What are snownadoes?
Updated: May 15
Only six have been captured on camera with four coming from Ontario, Canada. The reason snownadoes, or snow devils, are so uncommon is that they take very specific weather events to occur. What is known about them is that they are closely related to watersports. Since they form over ice-covered lakes and snow-covered areas. For snow devils to occur, there must be a colder air mass passing over a warm surface heated by sunlight, a low-level wind shear or colliding air current to get the rising air to spin. A warm surface causes the snow or ice to form fog or steam. If there is a rising column of cold air above this, it will begin to rise and wind shear will cause it to spin and pick up loose snow forming the funnel. Snow devils are capable of growing to 9 metres wide, and 14 metres high and can lift up to 1,500 pounds.

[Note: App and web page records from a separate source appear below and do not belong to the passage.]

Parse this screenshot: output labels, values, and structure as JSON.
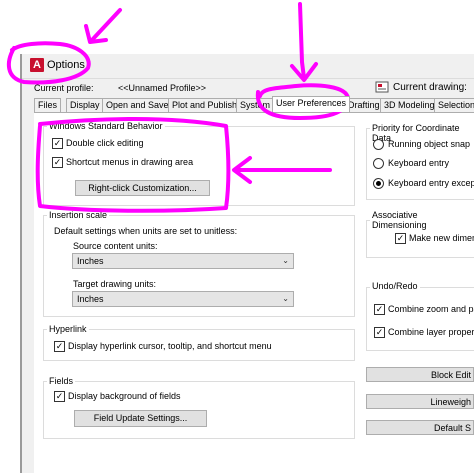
{
  "window": {
    "title": "Options",
    "app_icon": "A",
    "icon_name": "autocad-app-icon"
  },
  "profile": {
    "label": "Current profile:",
    "value": "<<Unnamed Profile>>",
    "drawing_label": "Current drawing:"
  },
  "tabs": [
    {
      "label": "Files"
    },
    {
      "label": "Display"
    },
    {
      "label": "Open and Save"
    },
    {
      "label": "Plot and Publish"
    },
    {
      "label": "System"
    },
    {
      "label": "User Preferences"
    },
    {
      "label": "Drafting"
    },
    {
      "label": "3D Modeling"
    },
    {
      "label": "Selection"
    }
  ],
  "active_tab": "User Preferences",
  "windows_behavior": {
    "title": "Windows Standard Behavior",
    "double_click_label": "Double click editing",
    "double_click_checked": true,
    "shortcut_label": "Shortcut menus in drawing area",
    "shortcut_checked": true,
    "right_click_button": "Right-click Customization..."
  },
  "insertion_scale": {
    "title": "Insertion scale",
    "description": "Default settings when units are set to unitless:",
    "source_label": "Source content units:",
    "source_value": "Inches",
    "target_label": "Target drawing units:",
    "target_value": "Inches"
  },
  "hyperlink": {
    "title": "Hyperlink",
    "label": "Display hyperlink cursor, tooltip, and shortcut menu",
    "checked": true
  },
  "fields": {
    "title": "Fields",
    "display_label": "Display background of fields",
    "display_checked": true,
    "update_button": "Field Update Settings..."
  },
  "priority": {
    "title": "Priority for Coordinate Data",
    "options": [
      {
        "label": "Running object snap",
        "checked": false
      },
      {
        "label": "Keyboard entry",
        "checked": false
      },
      {
        "label": "Keyboard entry except s",
        "checked": true
      }
    ]
  },
  "associative": {
    "title": "Associative Dimensioning",
    "label": "Make new dimens",
    "checked": true
  },
  "undo_redo": {
    "title": "Undo/Redo",
    "combine_zoom_label": "Combine zoom and pan",
    "combine_zoom_checked": true,
    "combine_layer_label": "Combine layer property",
    "combine_layer_checked": true
  },
  "right_buttons": {
    "block_edit": "Block Edit",
    "lineweight": "Lineweigh",
    "default_scale": "Default S"
  },
  "colors": {
    "annotation": "#ff00ff",
    "app_red": "#c8102e",
    "dialog_bg": "#f0f0f0"
  }
}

They usually occur under or before a snow squall and indicate more snow on the way.